Lately, he was always with someone else. Gradually, but far too quickly
for Scully's liking, things were changing between Mulder and herself.
They didn't communicate as much as they once did, and Mulder was
continually ditching her to work with Diana. They had taken a huge step
backwards in their partnership, one that would cost someone their
life--probably their own--if Mulder didn't soon see what was happening.

And he needed to see with more than his eyes. Statistics and facts were
never enough for Mulder in their cases, and they would never be enough if
she wanted to convince him that the partnership needed help. Reports
indicating a drop in their success rate were worthless to Mulder.
Success rates mattered to him only in that a high percentage allowed him
to keep The X-Files. He would never view them as evidence of a greater

And their dying connection was a serious problem. Their relationship was
an integral part of what would someday stop the men truly in power, the
manipulators of the world. And if Mulder continued to let it collapse,
then the two of them would never win. He would never find his sister,
and she would never receive justice for her own if Mulder didn't make an
effort to be her partner again.
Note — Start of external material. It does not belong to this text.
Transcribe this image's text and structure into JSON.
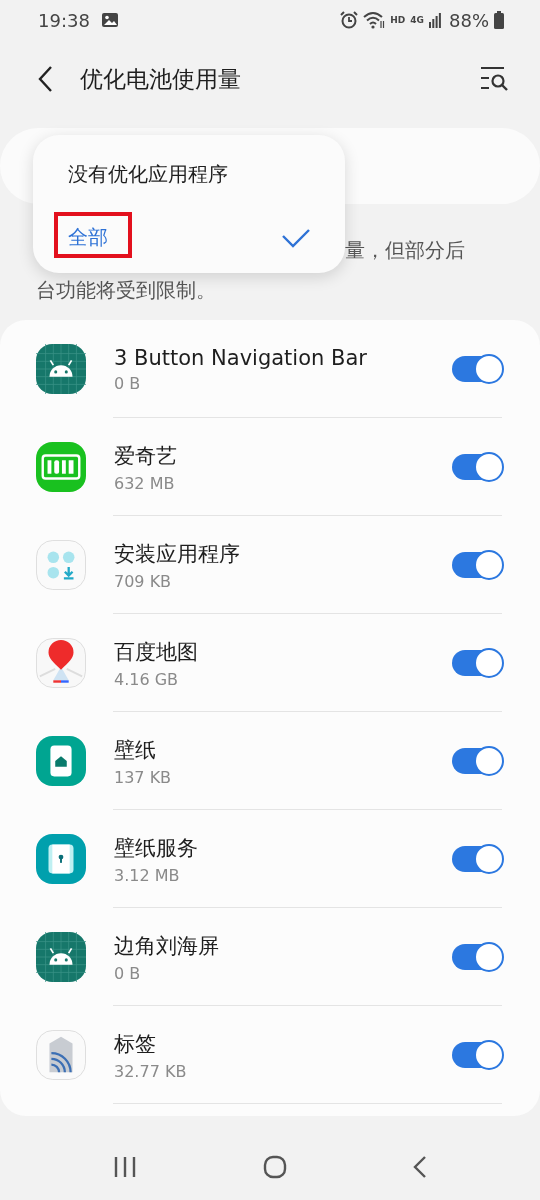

No, Mulder needed to understand with his heart. His alliance with Diana
was causing him to lose his friends, political and personal. Skinner had
lightened their caseload, and had not been sending any 'lost' files their
way. Scully knew for a fact that Mulder hadn't talked to The Lone Gunmen
on a personal level for over a month. He wanted them only for their
information, a situation they resented.

She resented it, too. Mulder came to her only when he or Diana were at a
loss on how to interpret a medical or forensic clue. She felt like an
intruder in her own office. And it *was* her office, nameplate or not,
desk or not. But it was fast becoming an uncomfortable place to spend
her time.

The worst part about it was that it wasn't Diana who made her
uncomfortable. Mulder was the person that made her feel out of place.
Scully could handle Diana. There weren't many people she couldn't
handle. But when Mulder blocked her out, when he ditched her or ignored
her, Scully felt insignificant. It wasn't a feeling she liked.

She had no idea what to put in this report to Skinner. No matter how
angry she was, she could never betray Mulder in that way. But they dealt
in the truth. It was their life. And it was possible that a nice long
lecture from Skinner would open Mulder's eyes.

'Of course, it may just piss him off.'

Mulder didn't even know about her close call with the suspect. He had
come back, disappointed that his theory was wrong, and angry that
Scully's had been correct. He treated her like a rookie agent who had
just had a lucky break. 'Good job, Agent Scully. Try to do it again

Slowly, Scully turned to her computer, placing her fingers lightly on the
keyboard. Her job was to tell the truth objectively, to give insight
into investigations no one cared about. And she would do that. She
would tell Skinner exactly what had happened that day--where Mulder was,
who he was with. It was her responsibility, both as an agent and as a

Lying on this report would be in contradiction to everything she and
Mulder stood for. It was a part of who she was to tell the truth in a
way that reflected well on Mulder. It had become second nature over the
past years. And she would do it; she always did.

He would be furious with her once he read the report, feeling she had
betrayed him.
But Scully could deal with an angry Mulder; it was a lot better than the
indifferent Mulder she was coming to know. Maybe, hopefully, if they had
one real argument, an argument based on trust rather than theories,
friendship instead of facts, they would get that spark back. And maybe
Mulder would understand what he had become. Maybe he would see what
*they* had become.


Hi, I hope you enjoyed it. I'm not sure how this would come out, if
people would like it, or not. I wasn't expecting people to like the
first one enough to be curious about what came after it. And I'm still
unsure if this would be considered an ending. Whether you liked the
first one, second one, both or neither, thanks for reading!! : )

Send any thoughts, feelings, likes, dislikes, so on and so forth to